Return each record shown below exactly, with none omitted.
◆ ◆ ◆
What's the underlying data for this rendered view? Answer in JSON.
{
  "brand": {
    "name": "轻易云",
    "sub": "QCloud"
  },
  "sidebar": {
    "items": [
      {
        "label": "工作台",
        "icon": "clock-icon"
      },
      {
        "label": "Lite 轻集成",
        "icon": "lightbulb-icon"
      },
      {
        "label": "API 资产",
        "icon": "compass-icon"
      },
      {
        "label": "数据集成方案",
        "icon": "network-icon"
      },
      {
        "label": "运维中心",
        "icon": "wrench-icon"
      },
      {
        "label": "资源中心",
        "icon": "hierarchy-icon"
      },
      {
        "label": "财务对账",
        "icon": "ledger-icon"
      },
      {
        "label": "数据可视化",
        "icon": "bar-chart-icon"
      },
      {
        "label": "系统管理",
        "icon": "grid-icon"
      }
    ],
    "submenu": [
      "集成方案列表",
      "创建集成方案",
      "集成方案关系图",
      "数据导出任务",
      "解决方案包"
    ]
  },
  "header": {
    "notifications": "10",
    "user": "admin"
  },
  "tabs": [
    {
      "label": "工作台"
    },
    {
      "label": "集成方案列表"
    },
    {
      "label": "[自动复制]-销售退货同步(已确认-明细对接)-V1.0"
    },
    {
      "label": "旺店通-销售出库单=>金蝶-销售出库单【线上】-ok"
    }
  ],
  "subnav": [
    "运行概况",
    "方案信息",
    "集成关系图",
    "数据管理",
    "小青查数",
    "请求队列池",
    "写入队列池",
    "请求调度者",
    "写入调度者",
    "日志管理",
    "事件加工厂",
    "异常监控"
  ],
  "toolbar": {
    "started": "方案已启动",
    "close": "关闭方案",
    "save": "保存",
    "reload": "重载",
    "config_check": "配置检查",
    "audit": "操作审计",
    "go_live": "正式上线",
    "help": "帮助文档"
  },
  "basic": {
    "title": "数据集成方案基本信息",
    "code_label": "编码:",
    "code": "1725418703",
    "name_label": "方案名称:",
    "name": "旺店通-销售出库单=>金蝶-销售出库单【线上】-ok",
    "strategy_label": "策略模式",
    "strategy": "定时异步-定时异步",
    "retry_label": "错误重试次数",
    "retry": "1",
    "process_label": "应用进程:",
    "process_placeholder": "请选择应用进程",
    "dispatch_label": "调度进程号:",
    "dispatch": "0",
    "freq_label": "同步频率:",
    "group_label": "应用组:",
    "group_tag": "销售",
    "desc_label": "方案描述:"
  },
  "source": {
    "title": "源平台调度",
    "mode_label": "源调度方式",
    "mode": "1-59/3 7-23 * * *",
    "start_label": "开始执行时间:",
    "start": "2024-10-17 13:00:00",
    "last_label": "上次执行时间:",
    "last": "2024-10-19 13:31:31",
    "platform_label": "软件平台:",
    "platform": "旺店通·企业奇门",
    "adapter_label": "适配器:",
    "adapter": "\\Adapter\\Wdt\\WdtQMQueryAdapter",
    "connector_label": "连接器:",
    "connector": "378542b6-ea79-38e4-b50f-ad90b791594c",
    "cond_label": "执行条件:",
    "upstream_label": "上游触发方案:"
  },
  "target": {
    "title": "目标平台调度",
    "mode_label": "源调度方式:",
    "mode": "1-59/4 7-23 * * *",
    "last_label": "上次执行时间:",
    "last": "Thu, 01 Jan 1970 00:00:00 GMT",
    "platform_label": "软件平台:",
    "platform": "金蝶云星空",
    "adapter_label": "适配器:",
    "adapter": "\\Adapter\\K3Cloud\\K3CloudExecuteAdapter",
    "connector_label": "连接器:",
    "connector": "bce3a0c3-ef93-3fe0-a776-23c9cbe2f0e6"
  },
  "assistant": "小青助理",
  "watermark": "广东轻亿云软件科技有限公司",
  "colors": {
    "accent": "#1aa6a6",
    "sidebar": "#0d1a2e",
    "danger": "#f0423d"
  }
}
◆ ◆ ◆
## REPLY
What's the underlying data for this rendered view? Answer in JSON.
{
  "brand": {
    "name": "轻易云",
    "sub": "QCloud"
  },
  "sidebar": {
    "items": [
      {
        "label": "工作台",
        "icon": "clock-icon"
      },
      {
        "label": "Lite 轻集成",
        "icon": "lightbulb-icon"
      },
      {
        "label": "API 资产",
        "icon": "compass-icon"
      },
      {
        "label": "数据集成方案",
        "icon": "network-icon"
      },
      {
        "label": "运维中心",
        "icon": "wrench-icon"
      },
      {
        "label": "资源中心",
        "icon": "hierarchy-icon"
      },
      {
        "label": "财务对账",
        "icon": "ledger-icon"
      },
      {
        "label": "数据可视化",
        "icon": "bar-chart-icon"
      },
      {
        "label": "系统管理",
        "icon": "grid-icon"
      }
    ],
    "submenu": [
      "集成方案列表",
      "创建集成方案",
      "集成方案关系图",
      "数据导出任务",
      "解决方案包"
    ]
  },
  "header": {
    "notifications": "10",
    "user": "admin"
  },
  "tabs": [
    {
      "label": "工作台"
    },
    {
      "label": "集成方案列表"
    },
    {
      "label": "[自动复制]-销售退货同步(已确认-明细对接)-V1.0"
    },
    {
      "label": "旺店通-销售出库单=>金蝶-销售出库单【线上】-ok"
    }
  ],
  "subnav": [
    "运行概况",
    "方案信息",
    "集成关系图",
    "数据管理",
    "小青查数",
    "请求队列池",
    "写入队列池",
    "请求调度者",
    "写入调度者",
    "日志管理",
    "事件加工厂",
    "异常监控"
  ],
  "toolbar": {
    "started": "方案已启动",
    "close": "关闭方案",
    "save": "保存",
    "reload": "重载",
    "config_check": "配置检查",
    "audit": "操作审计",
    "go_live": "正式上线",
    "help": "帮助文档"
  },
  "basic": {
    "title": "数据集成方案基本信息",
    "code_label": "编码:",
    "code": "1725418703",
    "name_label": "方案名称:",
    "name": "旺店通-销售出库单=>金蝶-销售出库单【线上】-ok",
    "strategy_label": "策略模式",
    "strategy": "定时异步-定时异步",
    "retry_label": "错误重试次数",
    "retry": "1",
    "process_label": "应用进程:",
    "process_placeholder": "请选择应用进程",
    "dispatch_label": "调度进程号:",
    "dispatch": "0",
    "freq_label": "同步频率:",
    "group_label": "应用组:",
    "group_tag": "销售",
    "desc_label": "方案描述:"
  },
  "source": {
    "title": "源平台调度",
    "mode_label": "源调度方式",
    "mode": "1-59/3 7-23 * * *",
    "start_label": "开始执行时间:",
    "start": "2024-10-17 13:00:00",
    "last_label": "上次执行时间:",
    "last": "2024-10-19 13:31:31",
    "platform_label": "软件平台:",
    "platform": "旺店通·企业奇门",
    "adapter_label": "适配器:",
    "adapter": "\\Adapter\\Wdt\\WdtQMQueryAdapter",
    "connector_label": "连接器:",
    "connector": "378542b6-ea79-38e4-b50f-ad90b791594c",
    "cond_label": "执行条件:",
    "upstream_label": "上游触发方案:"
  },
  "target": {
    "title": "目标平台调度",
    "mode_label": "源调度方式:",
    "mode": "1-59/4 7-23 * * *",
    "last_label": "上次执行时间:",
    "last": "Thu, 01 Jan 1970 00:00:00 GMT",
    "platform_label": "软件平台:",
    "platform": "金蝶云星空",
    "adapter_label": "适配器:",
    "adapter": "\\Adapter\\K3Cloud\\K3CloudExecuteAdapter",
    "connector_label": "连接器:",
    "connector": "bce3a0c3-ef93-3fe0-a776-23c9cbe2f0e6"
  },
  "assistant": "小青助理",
  "watermark": "广东轻亿云软件科技有限公司",
  "colors": {
    "accent": "#1aa6a6",
    "sidebar": "#0d1a2e",
    "danger": "#f0423d"
  }
}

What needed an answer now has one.